How to increase employee engagement?
The world is currently experiencing an employee engagement crisis, with recent data showing that only 13% of workers worldwide are actually engaged in their tasks at work.
The Gallup Organization, an American public opinion institute, has been tracking employee engagement in the United States since 2000. In 2018, they noted that only 34% of employees in the United States were engaged. The remaining percentage of employees were in the “unengaged” category, who are generally satisfied with their workplace but not emotionally connected to it; they just come to work, do the bare minimum necessary, and quickly leave the company if they get a better offer.
In Russia, the 2019 Theories and Practices Project published a survey of the corporate training and development industry, which surveyed 270 respondents from 237 companies in Russia. 30% of those surveyed said that for them the key challenge of the HR market is the low involvement of their employees in achieving business goals.
So why aren’t employees involved in their work, and what can organizational leaders do about it? After all, numerous surveys and studies show that employee engagement has a positive impact on company profits and increases customer satisfaction.
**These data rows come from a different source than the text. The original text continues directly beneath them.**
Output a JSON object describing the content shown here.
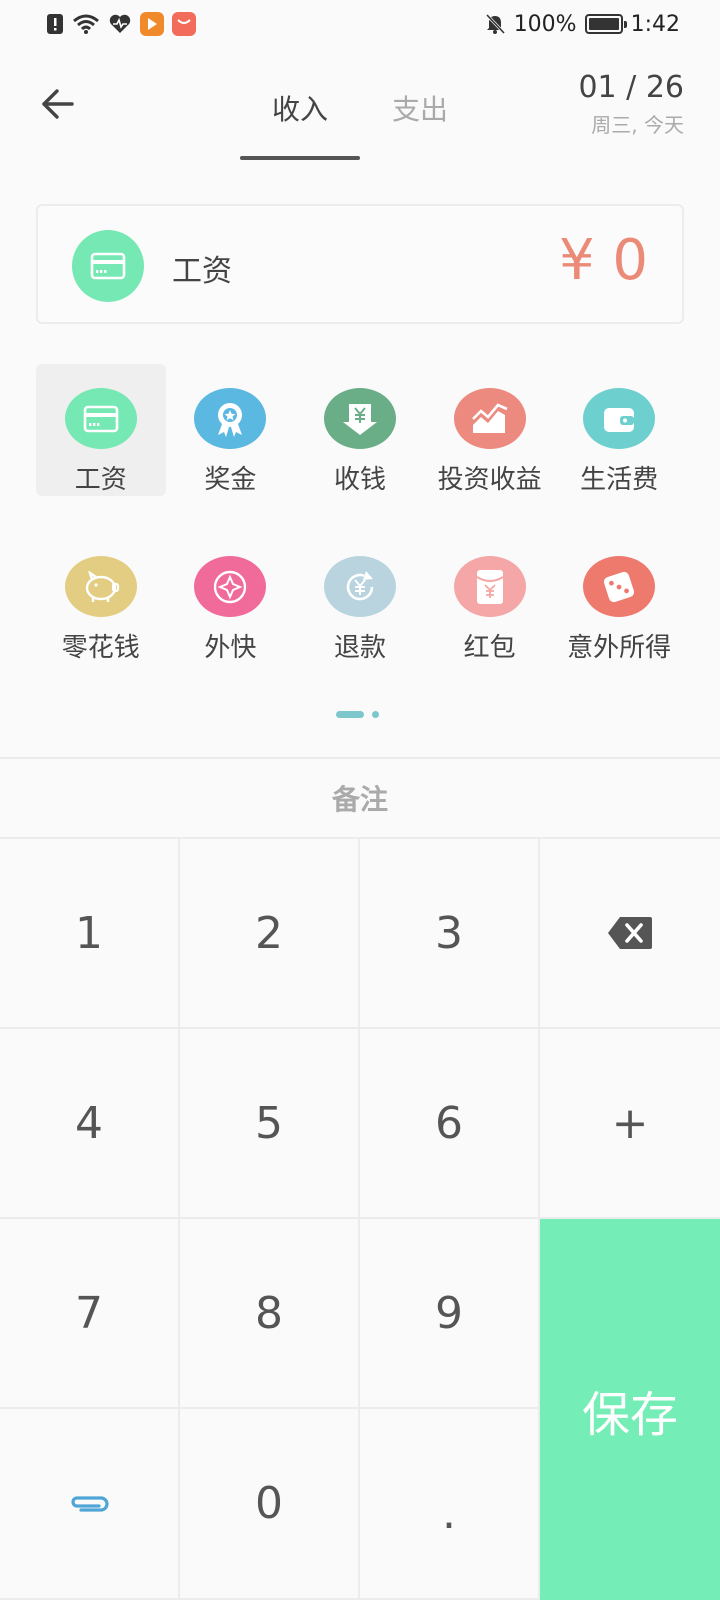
{
  "status_bar": {
    "battery": "100%",
    "time": "1:42",
    "icons": [
      "alert-icon",
      "wifi-icon",
      "heart-icon",
      "app-badge-orange",
      "app-badge-red",
      "mute-icon",
      "battery-icon"
    ]
  },
  "header": {
    "tabs": [
      {
        "label": "收入",
        "active": true
      },
      {
        "label": "支出",
        "active": false
      }
    ],
    "date": "01 / 26",
    "date_sub": "周三, 今天"
  },
  "amount_card": {
    "category": "工资",
    "amount": "¥ 0",
    "color": "#75e8b3"
  },
  "categories": {
    "rows": [
      [
        {
          "label": "工资",
          "icon": "card-icon",
          "color": "#75e8b3",
          "selected": true
        },
        {
          "label": "奖金",
          "icon": "medal-icon",
          "color": "#5bb8e0"
        },
        {
          "label": "收钱",
          "icon": "yuan-down-icon",
          "color": "#6aae88"
        },
        {
          "label": "投资收益",
          "icon": "chart-icon",
          "color": "#ec8a7f"
        },
        {
          "label": "生活费",
          "icon": "wallet-icon",
          "color": "#6ecfcf"
        }
      ],
      [
        {
          "label": "零花钱",
          "icon": "piggy-icon",
          "color": "#e3cd82"
        },
        {
          "label": "外快",
          "icon": "compass-icon",
          "color": "#f06a9a"
        },
        {
          "label": "退款",
          "icon": "refund-icon",
          "color": "#b9d4de"
        },
        {
          "label": "红包",
          "icon": "red-envelope-icon",
          "color": "#f5a6a6"
        },
        {
          "label": "意外所得",
          "icon": "dice-icon",
          "color": "#ee7a6e"
        }
      ]
    ]
  },
  "note": {
    "label": "备注"
  },
  "keypad": {
    "k1": "1",
    "k2": "2",
    "k3": "3",
    "k4": "4",
    "k5": "5",
    "k6": "6",
    "k7": "7",
    "k8": "8",
    "k9": "9",
    "k0": "0",
    "dot": ".",
    "plus": "+",
    "save": "保存"
  }
}
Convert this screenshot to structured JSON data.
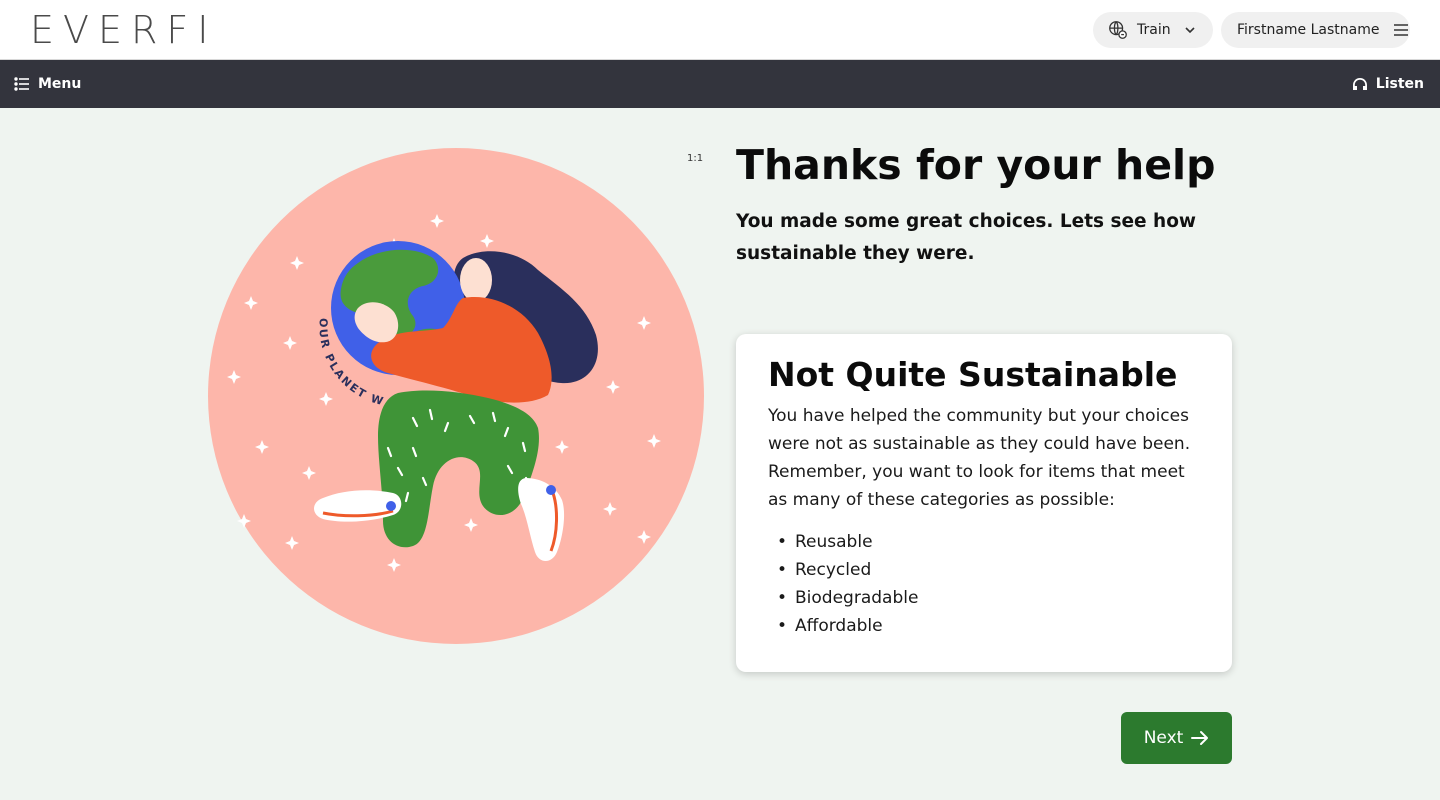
{
  "header": {
    "logo_text": "EVERFI",
    "train_label": "Train",
    "user_label": "Firstname Lastname"
  },
  "nav": {
    "menu_label": "Menu",
    "listen_label": "Listen"
  },
  "content": {
    "ratio_label": "1:1",
    "title": "Thanks for your help",
    "subtitle": "You made some great choices. Lets see how sustainable they were.",
    "illustration_text": "OUR PLANET WEEK",
    "card": {
      "title": "Not Quite Sustainable",
      "body": "You have helped the community but your choices were not as sustainable as they could have been. Remember, you want to look for items that meet as many of these categories as possible:",
      "items": [
        "Reusable",
        "Recycled",
        "Biodegradable",
        "Affordable"
      ]
    },
    "next_label": "Next"
  },
  "colors": {
    "accent": "#e4572e",
    "nav_bg": "#33343d",
    "page_bg": "#eff4f0",
    "circle": "#fdb6aa",
    "next_bg": "#2c7a2e"
  },
  "icons": {
    "globe": "globe-icon",
    "chevron": "chevron-down-icon",
    "hamburger": "hamburger-icon",
    "list": "list-icon",
    "headphones": "headphones-icon",
    "arrow": "arrow-right-icon"
  }
}
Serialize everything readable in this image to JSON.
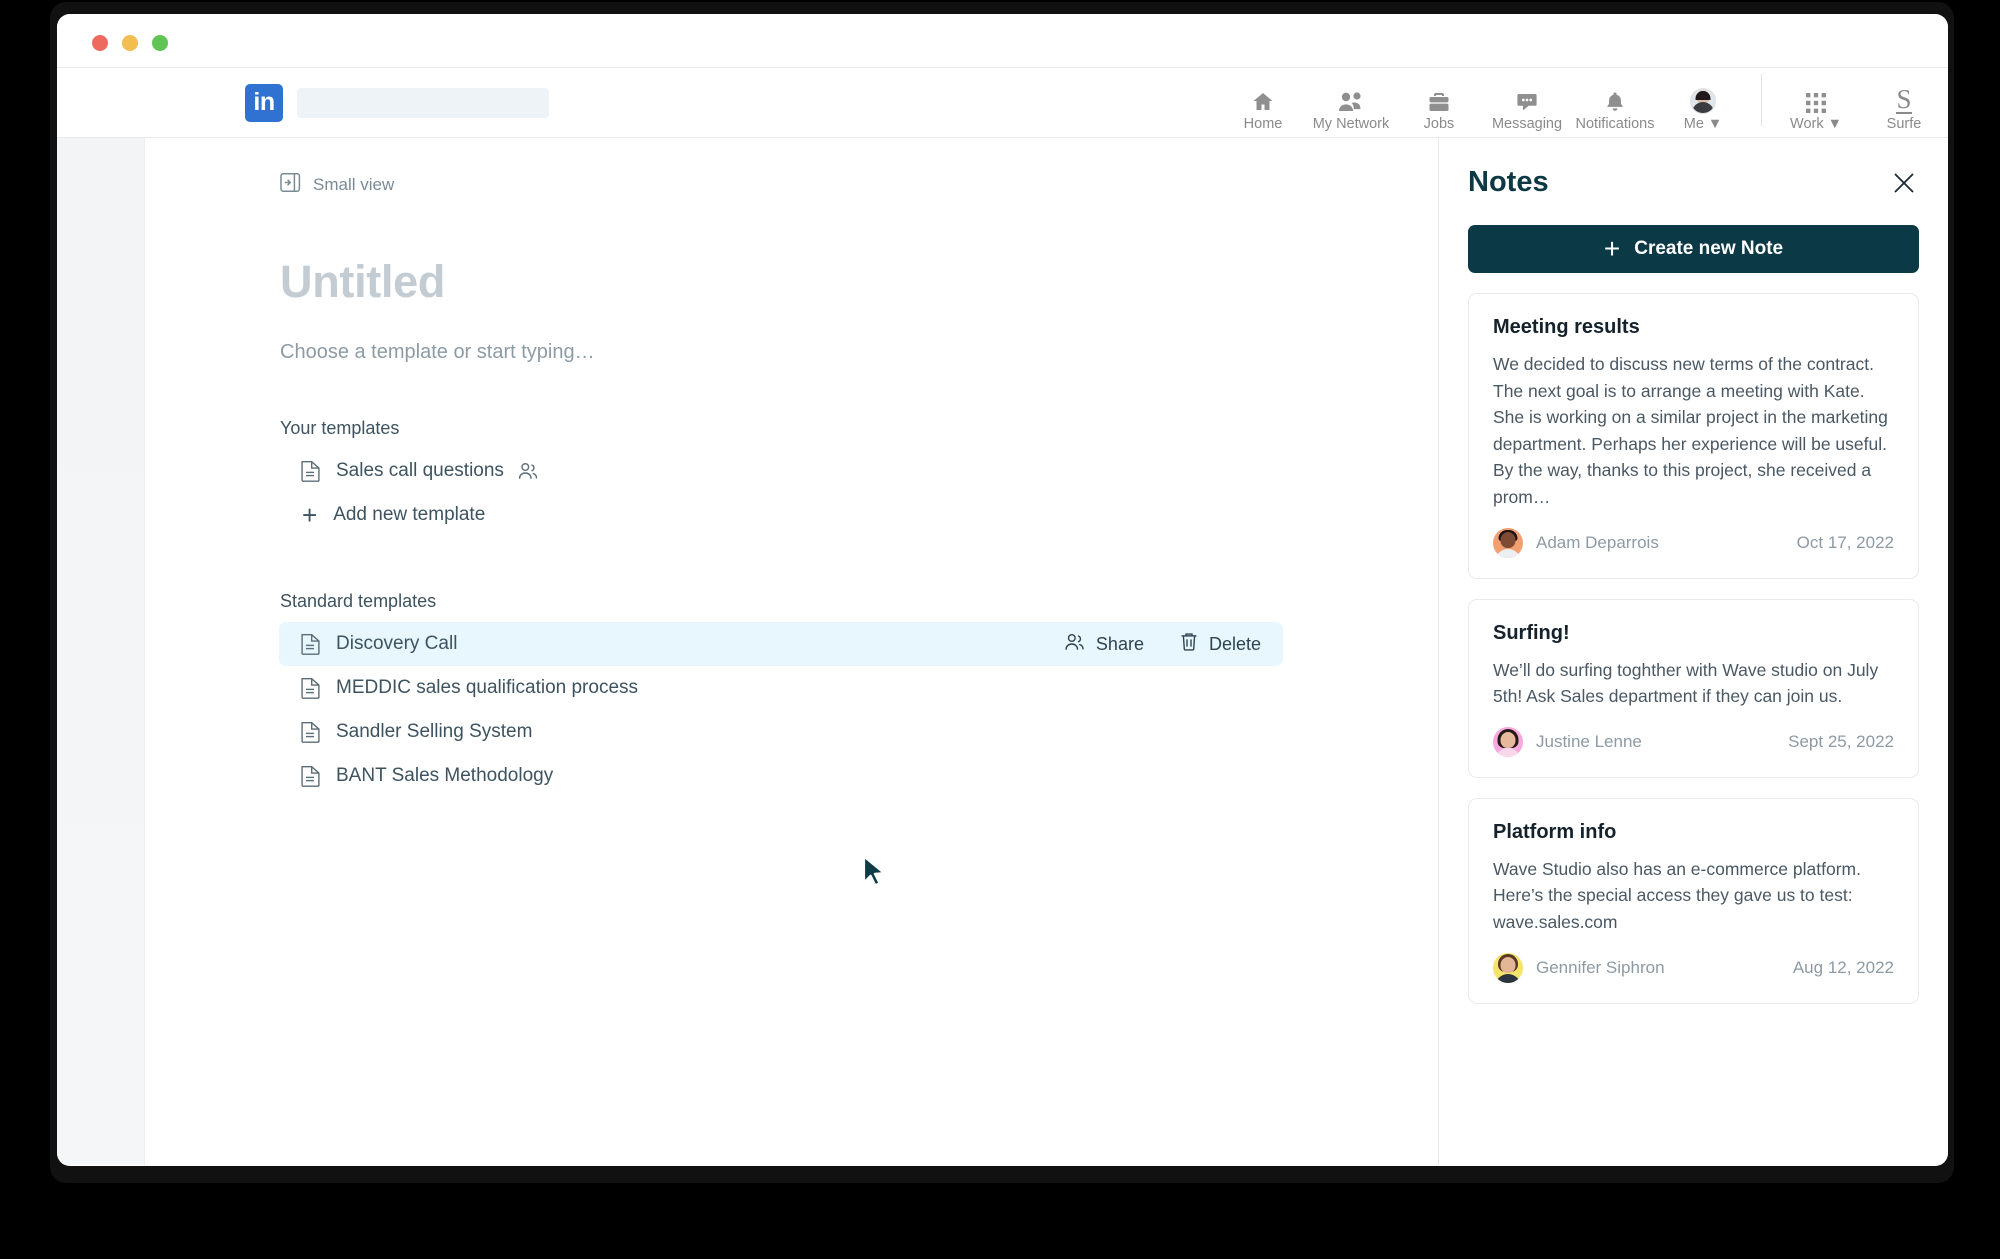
{
  "window": {
    "traffic_lights": [
      "close",
      "minimize",
      "maximize"
    ]
  },
  "nav": {
    "logo_text": "in",
    "search_placeholder": "",
    "search_value": "",
    "items": [
      {
        "label": "Home",
        "icon": "home-icon"
      },
      {
        "label": "My Network",
        "icon": "people-icon"
      },
      {
        "label": "Jobs",
        "icon": "briefcase-icon"
      },
      {
        "label": "Messaging",
        "icon": "message-bubble-icon"
      },
      {
        "label": "Notifications",
        "icon": "bell-icon"
      },
      {
        "label": "Me ▼",
        "icon": "avatar-icon"
      }
    ],
    "right_items": [
      {
        "label": "Work ▼",
        "icon": "grid-apps-icon"
      },
      {
        "label": "Surfe",
        "icon": "surfe-logo-icon"
      }
    ]
  },
  "document": {
    "small_view_label": "Small view",
    "small_view_icon": "panel-collapse-icon",
    "title": "Untitled",
    "subtitle": "Choose a template or start typing…",
    "your_templates_label": "Your templates",
    "your_templates": [
      {
        "name": "Sales call questions",
        "icon": "document-icon",
        "shared": true,
        "shared_icon": "people-icon"
      }
    ],
    "add_new_template_label": "Add new template",
    "add_new_template_icon": "plus-icon",
    "standard_templates_label": "Standard templates",
    "standard_templates": [
      {
        "name": "Discovery Call",
        "icon": "document-icon",
        "highlighted": true
      },
      {
        "name": "MEDDIC sales qualification process",
        "icon": "document-icon",
        "highlighted": false
      },
      {
        "name": "Sandler Selling System",
        "icon": "document-icon",
        "highlighted": false
      },
      {
        "name": "BANT Sales Methodology",
        "icon": "document-icon",
        "highlighted": false
      }
    ],
    "row_actions": {
      "share_label": "Share",
      "share_icon": "people-icon",
      "delete_label": "Delete",
      "delete_icon": "trash-icon"
    }
  },
  "notes": {
    "title": "Notes",
    "close_icon": "close-icon",
    "create_label": "Create new Note",
    "create_icon": "plus-icon",
    "cards": [
      {
        "title": "Meeting results",
        "body": "We decided to discuss new terms of the contract. The next goal is to arrange a meeting with Kate. She is working on a similar project in the marketing department. Perhaps her experience will be useful. By the way, thanks to this project, she received a prom…",
        "author": "Adam Deparrois",
        "date": "Oct 17, 2022"
      },
      {
        "title": "Surfing!",
        "body": "We’ll do surfing toghther with Wave studio on July 5th! Ask Sales department if they can join us.",
        "author": "Justine Lenne",
        "date": "Sept 25, 2022"
      },
      {
        "title": "Platform info",
        "body": "Wave Studio also has an e-commerce platform. Here’s the special access they gave us to test: wave.sales.com",
        "author": "Gennifer Siphron",
        "date": "Aug 12, 2022"
      }
    ]
  },
  "colors": {
    "brand_dark": "#0c3946",
    "linkedin_blue": "#2f72d1",
    "row_highlight": "#e7f7fd",
    "cursor": "#0d3b48"
  }
}
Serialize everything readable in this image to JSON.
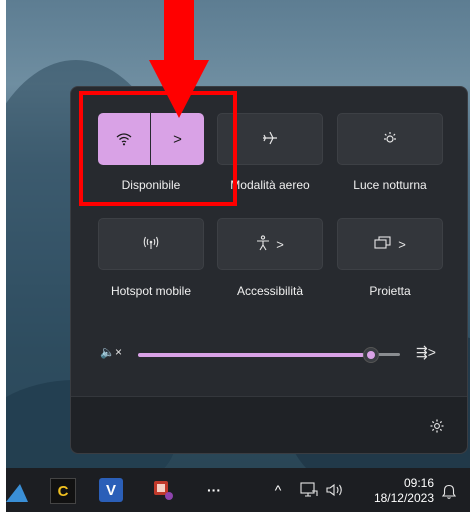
{
  "quick_settings": {
    "tiles": [
      {
        "label": "Disponibile",
        "icon": "wifi-icon",
        "active": true,
        "expand": ">"
      },
      {
        "label": "Modalità aereo",
        "icon": "airplane-icon",
        "active": false
      },
      {
        "label": "Luce notturna",
        "icon": "night-light-icon",
        "active": false
      },
      {
        "label": "Hotspot mobile",
        "icon": "hotspot-icon",
        "active": false
      },
      {
        "label": "Accessibilità",
        "icon": "accessibility-icon",
        "active": false,
        "expand": ">"
      },
      {
        "label": "Proietta",
        "icon": "project-icon",
        "active": false,
        "expand": ">"
      }
    ],
    "volume": {
      "level": 0.88,
      "muted": true,
      "mute_glyph": "🔈×",
      "audio_output_glyph": "⇶>"
    },
    "settings_icon": "gear-icon"
  },
  "taskbar": {
    "apps": [
      {
        "icon": "ccleaner-icon",
        "glyph": "C"
      },
      {
        "icon": "visio-icon",
        "glyph": "V"
      },
      {
        "icon": "snipping-tool-icon",
        "glyph": "✂"
      },
      {
        "icon": "more-icon",
        "glyph": "···"
      }
    ],
    "tray": {
      "chevron": "^",
      "time": "09:16",
      "date": "18/12/2023"
    }
  },
  "colors": {
    "accent": "#d9a2e6",
    "panel_bg": "#272a2f",
    "annotation": "#ff0000"
  }
}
Here’s what Gallup suggests:
- Incorporate engagement into your human capital strategy
As Gallup research shows, fast-growing companies set clear goals to increase employee engagement. These include broad and active leadership engagement with employees, a communications strategy, specific systems that allow supervisors and managers to obtain and use employee engagement data, and team member training and development. The best approach for employee engagement is not just “start and finish.” Work on engagement should be an ongoing process that works in parallel with day-to-day business processes.
- Use science-based tools to measure engagement
Ever since the study of employee engagement began in the late 1990s, many have begun offering tools to measure and assess it. Almost every employee survey, regardless of its purpose, is called an “engagement survey.” But few tools have been validated or peer-reviewed. As a result, many companies try to increase engagement by focusing on issues that don’t affect employees in any way, and waste their time as a result.
- Understand where the company is today and where it wants to be in the future
Many companies set a goal to increase employee engagement in a month, a year or two. But each company’s capabilities are different. On average, companies are advised to outline a 3-year roadmap. However, it all depends on the needs of the company. The main thing is that the goals should be realistic and achievable.
- Focus not on specific numbers, but on process
Some companies focus on changing the overall percentage of engaged employees, ignoring the tactical elements that drive performance. Engagement is the result of specific performance management actions, such as clarifying work expectations, giving people what they need to do their jobs, providing development or working on positive communication with colleagues.
- Make engagement equal to other work processes
Engagement involves investing in the day-to-day work moments and incorporating engagement concepts into the work process, even as the organization changes and adopts new initiatives. When managers prioritize new initiatives, managers must provide employees with new resources and provide opportunities to do what they do best.
Creating a culture of engagement requires more than just filling out annual employee surveys. It requires the company to take a close look at the critical elements of engagement that will align with the organization’s performance and human capital strategy. Managers and supervisors should always be mindful of employee engagement because every interaction with employees can impact employee engagement and the effectiveness of the organization as a whole.